Since I’ve bought a second hand Super Audio CD (SACD) capable player, I’m now on the lookout for SACD discs. I think I’ve got one or two on my shelves from years ago but I can’t remember. I’ll have to search through the 1,000 CDs in my collection.

Anyway, while in JB HiFi on Friday I asked what happened to their small selection of SACD and Super Audio DVDs they used to have. I never bought them because I couldn’t play them then. Their answer was, they’re gone, they know not where. “Best to look on-line.” Yeah but, I’m trying to patronise my local shops.
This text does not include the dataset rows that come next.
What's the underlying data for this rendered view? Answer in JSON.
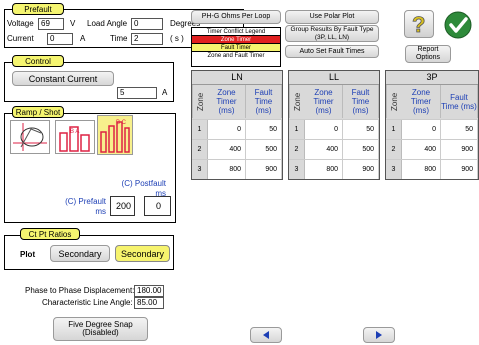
{
  "prefault": {
    "title": "Prefault",
    "voltage_label": "Voltage",
    "voltage_value": "69",
    "voltage_unit": "V",
    "load_angle_label": "Load Angle",
    "load_angle_value": "0",
    "load_angle_unit": "Degrees",
    "current_label": "Current",
    "current_value": "0",
    "current_unit": "A",
    "time_label": "Time",
    "time_value": "2",
    "time_unit": "( s )"
  },
  "control": {
    "title": "Control",
    "constant_current_label": "Constant Current",
    "current_value": "5",
    "current_unit": "A"
  },
  "ramp_shot": {
    "title": "Ramp / Shot",
    "thumbnails": [
      "shot-impedance-icon",
      "ramp-icon",
      "pulse-ramp-icon"
    ],
    "selected_index": 2,
    "thumb_labels": [
      "",
      "B A",
      "B C"
    ],
    "postfault_label": "(C) Postfault ms",
    "prefault_label": "(C) Prefault ms",
    "prefault_value": "200",
    "postfault_value": "0"
  },
  "ct_pt": {
    "title": "Ct Pt Ratios",
    "plot_label": "Plot",
    "secondary_1": "Secondary",
    "secondary_2": "Secondary"
  },
  "angles": {
    "phase_label": "Phase to Phase Displacement:",
    "phase_value": "180.00",
    "char_label": "Characteristic Line Angle:",
    "char_value": "85.00"
  },
  "snap_button": "Five Degree Snap\n(Disabled)",
  "toolbar": {
    "phg_ohms": "PH-G Ohms Per Loop",
    "use_polar": "Use Polar Plot",
    "group_results": "Group Results By Fault Type (3P, LL, LN)",
    "auto_set": "Auto Set Fault Times",
    "report_options": "Report Options"
  },
  "legend": {
    "title": "Timer Conflict Legend",
    "zone_timer": "Zone Timer",
    "fault_timer": "Fault Timer",
    "zone_and_fault": "Zone and Fault Timer",
    "colors": {
      "zone": "#e02020",
      "fault": "#f6f36e"
    }
  },
  "tables": [
    {
      "title": "LN",
      "headers": [
        "Zone",
        "Zone Timer (ms)",
        "Fault Time (ms)"
      ],
      "rows": [
        [
          "1",
          "0",
          "50"
        ],
        [
          "2",
          "400",
          "500"
        ],
        [
          "3",
          "800",
          "900"
        ]
      ]
    },
    {
      "title": "LL",
      "headers": [
        "Zone",
        "Zone Timer (ms)",
        "Fault Time (ms)"
      ],
      "rows": [
        [
          "1",
          "0",
          "50"
        ],
        [
          "2",
          "400",
          "500"
        ],
        [
          "3",
          "800",
          "900"
        ]
      ]
    },
    {
      "title": "3P",
      "headers": [
        "Zone",
        "Zone Timer (ms)",
        "Fault Time (ms)"
      ],
      "rows": [
        [
          "1",
          "0",
          "50"
        ],
        [
          "2",
          "400",
          "900"
        ],
        [
          "3",
          "800",
          "900"
        ]
      ]
    }
  ],
  "nav": {
    "prev": "previous-arrow-icon",
    "next": "next-arrow-icon"
  },
  "icons": {
    "help": "help-question-icon",
    "ok": "ok-check-icon"
  }
}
Anyway I bought a CD, Mahler Symphony no. 4 because it’s from a series that I saw reviewed in Hi Fi News and Record Review magazine just a few days ago. It’s a very recent recording, and it was marked down to $9.99, bargain! When I got it home, I found it’s even better because it’s an SACD. I didn’t notice when I bought it. Bonus! Now I’ll have to go back and search through their bins for more.
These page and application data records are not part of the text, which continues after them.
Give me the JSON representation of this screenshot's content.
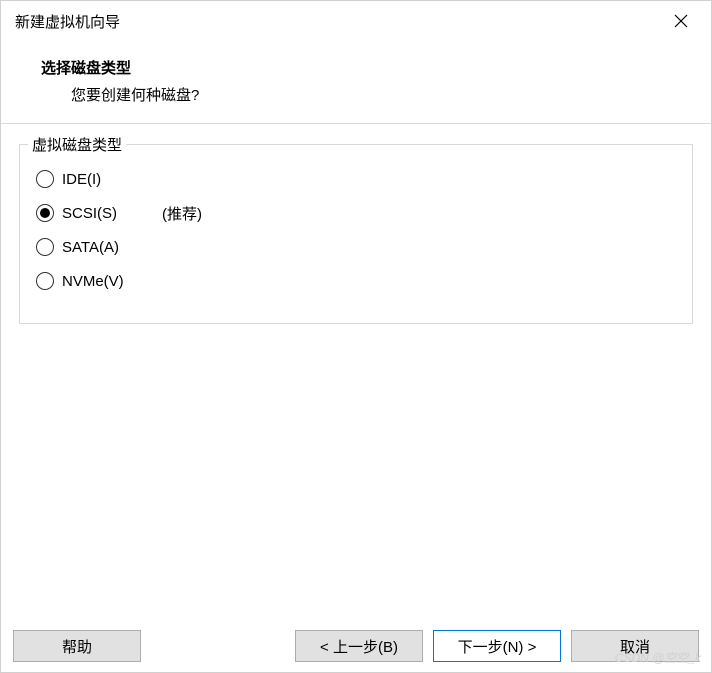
{
  "window": {
    "title": "新建虚拟机向导"
  },
  "header": {
    "title": "选择磁盘类型",
    "subtitle": "您要创建何种磁盘?"
  },
  "fieldset": {
    "legend": "虚拟磁盘类型"
  },
  "options": {
    "ide": {
      "label": "IDE(I)",
      "note": ""
    },
    "scsi": {
      "label": "SCSI(S)",
      "note": "(推荐)"
    },
    "sata": {
      "label": "SATA(A)",
      "note": ""
    },
    "nvme": {
      "label": "NVMe(V)",
      "note": ""
    }
  },
  "selected": "scsi",
  "buttons": {
    "help": "帮助",
    "back": "< 上一步(B)",
    "next": "下一步(N) >",
    "cancel": "取消"
  },
  "watermark": "CSDN @空空_k"
}
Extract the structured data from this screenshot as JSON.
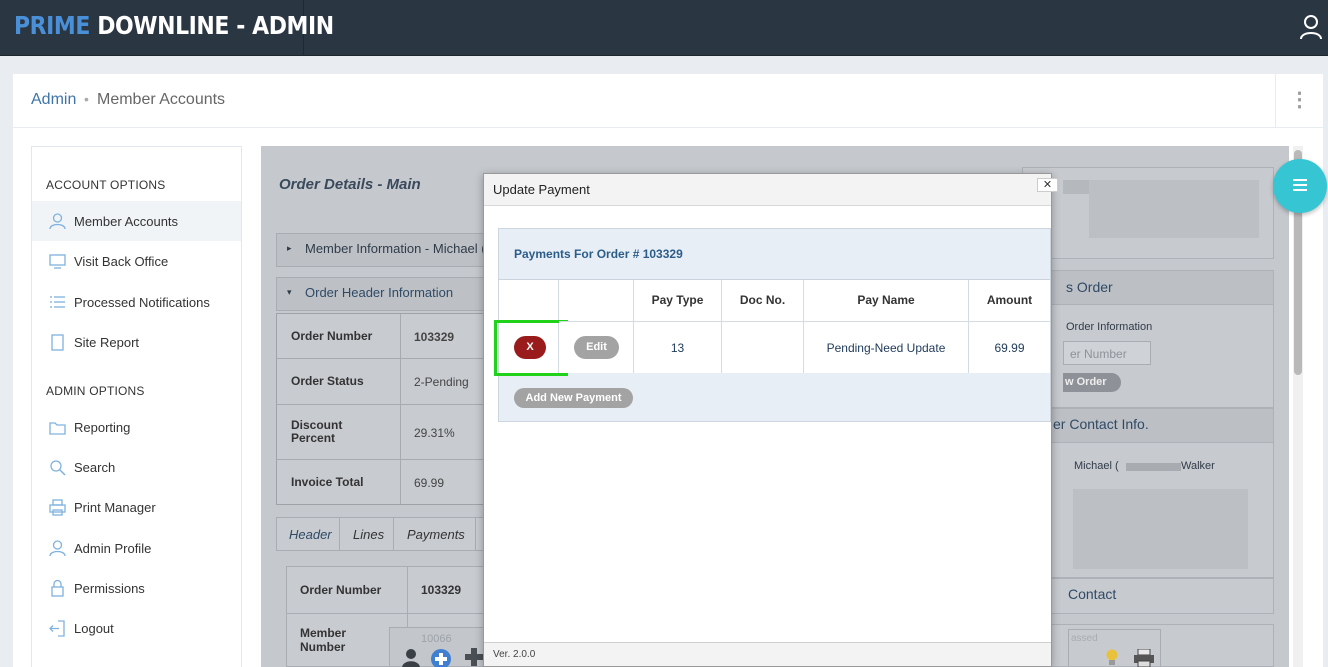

What’s SACD? From Wikipedia:

The SACD format offers more audio channels (e.g. surround sound), a higher bit rate, and longer playing time than a conventional CD. The SACD is designed to be played on an SACD player; however, a hybrid SACD contains a Compact Disc Digital Audio (CDDA) track so that it may also be played on a standard CD player.
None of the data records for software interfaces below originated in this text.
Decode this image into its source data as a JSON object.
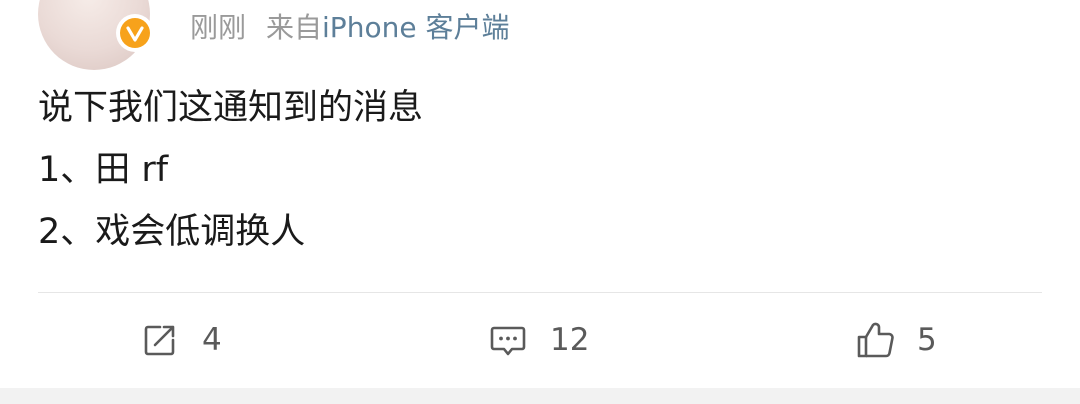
{
  "post": {
    "meta": {
      "time": "刚刚",
      "source_prefix": "来自",
      "source": "iPhone 客户端"
    },
    "lines": [
      "说下我们这通知到的消息",
      "1、田 rf",
      "2、戏会低调换人"
    ]
  },
  "actions": {
    "repost": {
      "icon": "repost-icon",
      "count": "4"
    },
    "comment": {
      "icon": "comment-icon",
      "count": "12"
    },
    "like": {
      "icon": "thumbs-up-icon",
      "count": "5"
    }
  },
  "colors": {
    "badge": "#f7a21b",
    "source_link": "#5d7f99",
    "meta_text": "#9a9a9a"
  }
}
SACD is a disc of identical physical dimensions as a standard compact disc; [but] the density of the disc is the same as a DVD. There are three types of disc:
Hybrid: Hybrid SACDs are encoded with a 4.7 GB DSD layer (also known as the HD layer), as well as a PCM (Red Book) audio layer readable by most conventional Compact Disc players.
Single-layer: A DVD-5 encoded with one 4.7 GB DSD layer.
Dual-layer: A DVD-9 encoded with two DSD layers, totalling 8.5 GB, and no PCM layer. Dual-layer SACDs can store nearly twice as much data as a single-layer SACD.
Unlike hybrid discs, both single- and dual-layer SACDs are incompatible with conventional CD players and cannot be played on them. A stereo SACD recording has an uncompressed rate of 5.6 Mbit/s, four times the rate for Red Book CD stereo audio.

So that’s why a couple of my older CDs would never play.


As I said, I’ve abandoned any thoughts of driving north but I got an email on Friday, two weeks after I enquired (!) about having mains power available in a Broome camping area. Two weeks! Typical Aussie attitude, file under LBW, Let the Buggers Wait.

Anyway, the guy said he’s 69 and uses CPAP too, so knows what I need and even though the sites are described as unpowered, he said he could probably arrange something. I replied that that was then, this is now. Can’t travel, sorry. Maybe next year.


More later; I need some more sleep, having gone lights out at about 12.30am and being forced to get up at 6am.